Only lines holding the word "title" are wanted from the records; copy all of them.

Stored items from a collection

————————

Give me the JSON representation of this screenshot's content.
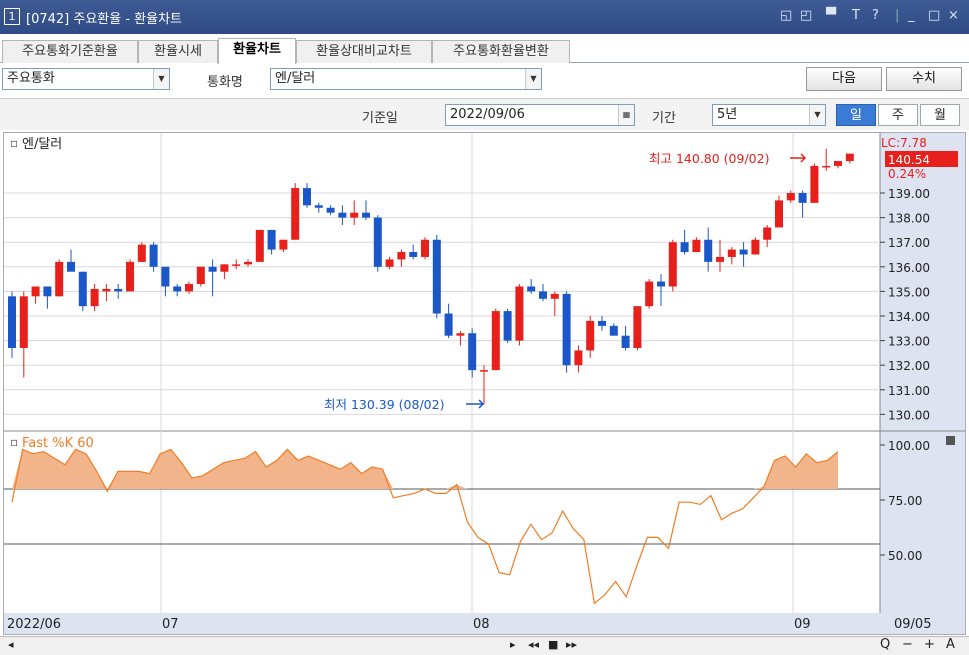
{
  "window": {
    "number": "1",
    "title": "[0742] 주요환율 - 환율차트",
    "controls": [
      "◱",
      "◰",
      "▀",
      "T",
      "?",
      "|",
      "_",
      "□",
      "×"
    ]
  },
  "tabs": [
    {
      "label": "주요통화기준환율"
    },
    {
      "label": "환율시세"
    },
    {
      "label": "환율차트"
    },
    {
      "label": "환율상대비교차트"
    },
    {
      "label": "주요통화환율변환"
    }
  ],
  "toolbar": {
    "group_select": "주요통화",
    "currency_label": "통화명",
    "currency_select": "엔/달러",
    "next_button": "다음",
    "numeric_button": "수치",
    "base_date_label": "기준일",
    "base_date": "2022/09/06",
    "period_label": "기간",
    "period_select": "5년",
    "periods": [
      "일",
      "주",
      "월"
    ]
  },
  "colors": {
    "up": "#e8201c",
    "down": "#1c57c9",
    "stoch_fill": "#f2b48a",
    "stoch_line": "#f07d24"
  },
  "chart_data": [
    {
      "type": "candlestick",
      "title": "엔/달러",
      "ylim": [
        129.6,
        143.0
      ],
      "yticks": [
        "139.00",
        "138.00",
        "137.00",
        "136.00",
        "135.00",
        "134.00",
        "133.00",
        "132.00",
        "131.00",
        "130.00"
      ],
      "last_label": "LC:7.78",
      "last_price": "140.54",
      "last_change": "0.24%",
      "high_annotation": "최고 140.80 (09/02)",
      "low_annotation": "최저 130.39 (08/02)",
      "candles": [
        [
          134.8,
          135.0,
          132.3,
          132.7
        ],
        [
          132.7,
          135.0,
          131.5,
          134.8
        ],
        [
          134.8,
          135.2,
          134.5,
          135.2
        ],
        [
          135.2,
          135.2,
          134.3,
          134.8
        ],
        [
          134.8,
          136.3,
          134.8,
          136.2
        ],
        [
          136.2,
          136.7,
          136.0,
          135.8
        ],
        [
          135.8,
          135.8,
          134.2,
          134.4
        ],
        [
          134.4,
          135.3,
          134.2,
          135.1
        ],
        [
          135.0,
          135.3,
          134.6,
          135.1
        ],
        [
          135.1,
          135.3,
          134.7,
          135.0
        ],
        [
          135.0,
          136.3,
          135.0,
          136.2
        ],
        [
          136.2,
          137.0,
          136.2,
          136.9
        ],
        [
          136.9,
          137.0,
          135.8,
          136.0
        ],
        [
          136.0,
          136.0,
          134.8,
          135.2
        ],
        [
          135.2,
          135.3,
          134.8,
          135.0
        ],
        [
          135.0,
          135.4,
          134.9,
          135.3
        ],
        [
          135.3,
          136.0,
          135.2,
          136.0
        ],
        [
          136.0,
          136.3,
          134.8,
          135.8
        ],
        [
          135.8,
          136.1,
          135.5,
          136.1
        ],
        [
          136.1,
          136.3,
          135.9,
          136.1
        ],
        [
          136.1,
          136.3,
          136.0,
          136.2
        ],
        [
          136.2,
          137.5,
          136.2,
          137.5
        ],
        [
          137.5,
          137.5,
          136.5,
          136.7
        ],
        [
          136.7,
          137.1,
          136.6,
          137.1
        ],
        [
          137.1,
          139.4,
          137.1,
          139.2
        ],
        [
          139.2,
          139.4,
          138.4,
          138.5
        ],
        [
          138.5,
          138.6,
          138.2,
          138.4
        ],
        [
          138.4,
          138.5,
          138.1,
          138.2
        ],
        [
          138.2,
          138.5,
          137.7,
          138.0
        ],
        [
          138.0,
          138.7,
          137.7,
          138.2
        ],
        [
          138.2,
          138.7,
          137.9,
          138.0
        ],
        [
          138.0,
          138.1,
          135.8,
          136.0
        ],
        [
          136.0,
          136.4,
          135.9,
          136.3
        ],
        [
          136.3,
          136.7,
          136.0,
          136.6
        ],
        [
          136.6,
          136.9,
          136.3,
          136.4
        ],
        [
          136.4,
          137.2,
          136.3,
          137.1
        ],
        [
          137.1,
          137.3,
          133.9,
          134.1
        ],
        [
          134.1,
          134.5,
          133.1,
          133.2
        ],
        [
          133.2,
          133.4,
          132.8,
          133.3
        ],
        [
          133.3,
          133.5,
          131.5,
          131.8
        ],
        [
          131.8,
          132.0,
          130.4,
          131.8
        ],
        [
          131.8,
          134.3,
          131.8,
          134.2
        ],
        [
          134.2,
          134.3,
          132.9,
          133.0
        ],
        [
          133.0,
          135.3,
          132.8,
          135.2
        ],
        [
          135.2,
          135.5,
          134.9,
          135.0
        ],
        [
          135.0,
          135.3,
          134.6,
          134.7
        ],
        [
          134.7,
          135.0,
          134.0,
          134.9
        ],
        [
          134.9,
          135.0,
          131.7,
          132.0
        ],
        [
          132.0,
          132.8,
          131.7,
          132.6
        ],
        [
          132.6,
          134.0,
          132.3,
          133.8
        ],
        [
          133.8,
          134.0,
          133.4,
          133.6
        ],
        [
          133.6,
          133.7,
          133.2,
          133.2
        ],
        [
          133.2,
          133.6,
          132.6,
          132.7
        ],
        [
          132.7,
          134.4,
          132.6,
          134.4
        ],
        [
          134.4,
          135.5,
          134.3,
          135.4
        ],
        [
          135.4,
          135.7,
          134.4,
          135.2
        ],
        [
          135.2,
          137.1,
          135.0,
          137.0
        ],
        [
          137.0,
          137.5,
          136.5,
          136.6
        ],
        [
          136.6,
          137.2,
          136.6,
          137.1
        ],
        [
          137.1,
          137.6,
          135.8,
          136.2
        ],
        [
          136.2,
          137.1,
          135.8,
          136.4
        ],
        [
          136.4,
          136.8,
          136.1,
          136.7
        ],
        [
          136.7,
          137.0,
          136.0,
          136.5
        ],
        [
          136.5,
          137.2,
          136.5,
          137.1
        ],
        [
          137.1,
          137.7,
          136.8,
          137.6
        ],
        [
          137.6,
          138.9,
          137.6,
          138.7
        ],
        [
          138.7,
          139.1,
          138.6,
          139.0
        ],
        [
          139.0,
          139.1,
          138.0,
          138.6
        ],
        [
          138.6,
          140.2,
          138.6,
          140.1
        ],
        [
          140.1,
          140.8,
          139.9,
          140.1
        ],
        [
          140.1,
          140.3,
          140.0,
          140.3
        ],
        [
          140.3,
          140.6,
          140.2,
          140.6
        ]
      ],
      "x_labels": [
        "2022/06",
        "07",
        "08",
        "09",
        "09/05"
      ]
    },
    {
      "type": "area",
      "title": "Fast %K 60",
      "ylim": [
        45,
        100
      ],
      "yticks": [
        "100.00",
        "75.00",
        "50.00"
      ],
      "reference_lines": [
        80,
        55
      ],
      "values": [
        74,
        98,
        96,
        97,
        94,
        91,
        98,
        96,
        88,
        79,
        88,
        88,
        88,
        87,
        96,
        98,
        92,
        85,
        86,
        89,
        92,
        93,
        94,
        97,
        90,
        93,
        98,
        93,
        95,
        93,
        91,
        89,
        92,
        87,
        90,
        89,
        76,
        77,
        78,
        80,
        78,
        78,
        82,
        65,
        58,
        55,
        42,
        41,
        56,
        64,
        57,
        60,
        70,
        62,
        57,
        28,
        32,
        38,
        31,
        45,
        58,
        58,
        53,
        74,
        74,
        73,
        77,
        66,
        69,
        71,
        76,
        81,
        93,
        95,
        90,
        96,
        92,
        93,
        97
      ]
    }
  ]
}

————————

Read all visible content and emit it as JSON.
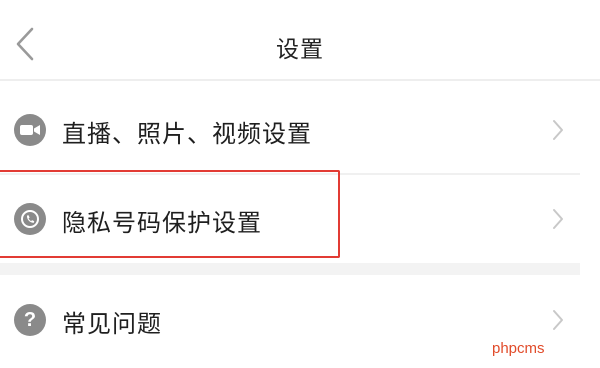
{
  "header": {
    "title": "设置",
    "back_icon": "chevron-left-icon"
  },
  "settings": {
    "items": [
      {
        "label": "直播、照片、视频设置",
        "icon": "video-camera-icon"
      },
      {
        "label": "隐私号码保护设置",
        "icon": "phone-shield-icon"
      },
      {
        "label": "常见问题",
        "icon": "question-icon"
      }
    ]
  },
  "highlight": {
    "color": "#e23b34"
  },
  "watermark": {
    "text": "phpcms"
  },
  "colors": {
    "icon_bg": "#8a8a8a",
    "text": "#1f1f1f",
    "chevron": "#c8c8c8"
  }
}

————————

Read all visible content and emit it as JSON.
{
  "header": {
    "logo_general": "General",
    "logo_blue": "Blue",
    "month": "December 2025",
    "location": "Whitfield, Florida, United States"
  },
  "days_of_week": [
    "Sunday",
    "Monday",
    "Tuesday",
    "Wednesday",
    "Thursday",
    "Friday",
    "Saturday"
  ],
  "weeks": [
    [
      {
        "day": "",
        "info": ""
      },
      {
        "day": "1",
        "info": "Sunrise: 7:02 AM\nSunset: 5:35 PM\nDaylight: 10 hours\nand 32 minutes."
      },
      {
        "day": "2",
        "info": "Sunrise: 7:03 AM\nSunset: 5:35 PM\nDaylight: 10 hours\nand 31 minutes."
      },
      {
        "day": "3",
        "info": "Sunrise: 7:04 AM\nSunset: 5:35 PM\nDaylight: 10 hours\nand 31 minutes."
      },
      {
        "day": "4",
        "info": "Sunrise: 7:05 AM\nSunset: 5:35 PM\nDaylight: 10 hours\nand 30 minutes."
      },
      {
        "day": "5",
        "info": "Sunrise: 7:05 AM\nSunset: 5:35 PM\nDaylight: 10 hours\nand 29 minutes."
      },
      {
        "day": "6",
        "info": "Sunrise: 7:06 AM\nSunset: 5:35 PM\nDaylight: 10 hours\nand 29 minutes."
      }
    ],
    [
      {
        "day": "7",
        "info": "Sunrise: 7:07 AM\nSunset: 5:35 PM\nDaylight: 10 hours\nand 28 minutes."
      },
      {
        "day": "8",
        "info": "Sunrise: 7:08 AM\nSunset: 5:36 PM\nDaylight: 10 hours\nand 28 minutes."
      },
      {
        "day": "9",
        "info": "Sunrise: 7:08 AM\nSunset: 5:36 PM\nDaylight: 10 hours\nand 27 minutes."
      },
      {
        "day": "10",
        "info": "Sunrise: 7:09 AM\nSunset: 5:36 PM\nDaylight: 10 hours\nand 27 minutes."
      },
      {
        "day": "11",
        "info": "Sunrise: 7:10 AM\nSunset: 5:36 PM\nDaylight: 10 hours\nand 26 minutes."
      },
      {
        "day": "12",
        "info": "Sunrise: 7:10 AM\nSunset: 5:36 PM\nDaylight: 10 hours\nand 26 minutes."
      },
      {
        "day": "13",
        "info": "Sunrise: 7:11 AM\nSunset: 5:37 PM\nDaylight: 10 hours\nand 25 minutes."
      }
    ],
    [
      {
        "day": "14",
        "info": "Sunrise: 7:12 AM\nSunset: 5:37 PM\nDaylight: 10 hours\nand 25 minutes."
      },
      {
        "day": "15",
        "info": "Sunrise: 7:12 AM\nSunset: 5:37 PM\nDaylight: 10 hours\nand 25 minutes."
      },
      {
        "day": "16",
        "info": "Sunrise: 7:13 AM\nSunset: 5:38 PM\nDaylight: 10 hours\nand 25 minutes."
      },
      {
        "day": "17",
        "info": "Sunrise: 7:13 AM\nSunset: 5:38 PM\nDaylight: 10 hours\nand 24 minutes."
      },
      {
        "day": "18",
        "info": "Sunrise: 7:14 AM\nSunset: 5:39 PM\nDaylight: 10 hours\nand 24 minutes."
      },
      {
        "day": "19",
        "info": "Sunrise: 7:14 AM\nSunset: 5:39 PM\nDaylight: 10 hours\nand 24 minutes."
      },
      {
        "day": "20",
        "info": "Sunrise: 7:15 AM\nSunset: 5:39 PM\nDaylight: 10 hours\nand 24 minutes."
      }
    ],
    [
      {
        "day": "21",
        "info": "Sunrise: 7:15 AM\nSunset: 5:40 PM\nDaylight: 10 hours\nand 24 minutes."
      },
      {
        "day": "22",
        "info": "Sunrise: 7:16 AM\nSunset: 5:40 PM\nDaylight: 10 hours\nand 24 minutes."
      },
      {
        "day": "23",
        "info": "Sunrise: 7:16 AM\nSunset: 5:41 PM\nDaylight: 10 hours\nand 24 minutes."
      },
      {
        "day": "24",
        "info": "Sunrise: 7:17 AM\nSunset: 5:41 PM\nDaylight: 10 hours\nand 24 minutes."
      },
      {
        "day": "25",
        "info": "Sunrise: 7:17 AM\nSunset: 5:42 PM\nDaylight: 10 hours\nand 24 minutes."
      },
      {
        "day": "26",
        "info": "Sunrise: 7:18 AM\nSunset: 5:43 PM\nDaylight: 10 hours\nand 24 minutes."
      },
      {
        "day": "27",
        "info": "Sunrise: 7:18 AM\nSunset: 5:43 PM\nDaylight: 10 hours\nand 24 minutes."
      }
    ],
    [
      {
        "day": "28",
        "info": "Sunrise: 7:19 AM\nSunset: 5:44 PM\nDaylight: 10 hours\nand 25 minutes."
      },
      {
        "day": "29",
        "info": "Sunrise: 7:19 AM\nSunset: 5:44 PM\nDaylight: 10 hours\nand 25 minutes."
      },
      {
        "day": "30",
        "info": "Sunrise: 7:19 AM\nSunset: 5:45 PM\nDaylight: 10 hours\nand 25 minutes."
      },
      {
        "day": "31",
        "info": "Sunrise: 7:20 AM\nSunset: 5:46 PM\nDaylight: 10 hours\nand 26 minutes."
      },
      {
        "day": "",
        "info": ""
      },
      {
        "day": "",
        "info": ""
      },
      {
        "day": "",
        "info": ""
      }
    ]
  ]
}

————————

**Written answer:**
    "title": "[0742] 주요환율 - 환율차트",
      "title": "엔/달러",
      "title": "Fast %K 60",
    "title": "设置",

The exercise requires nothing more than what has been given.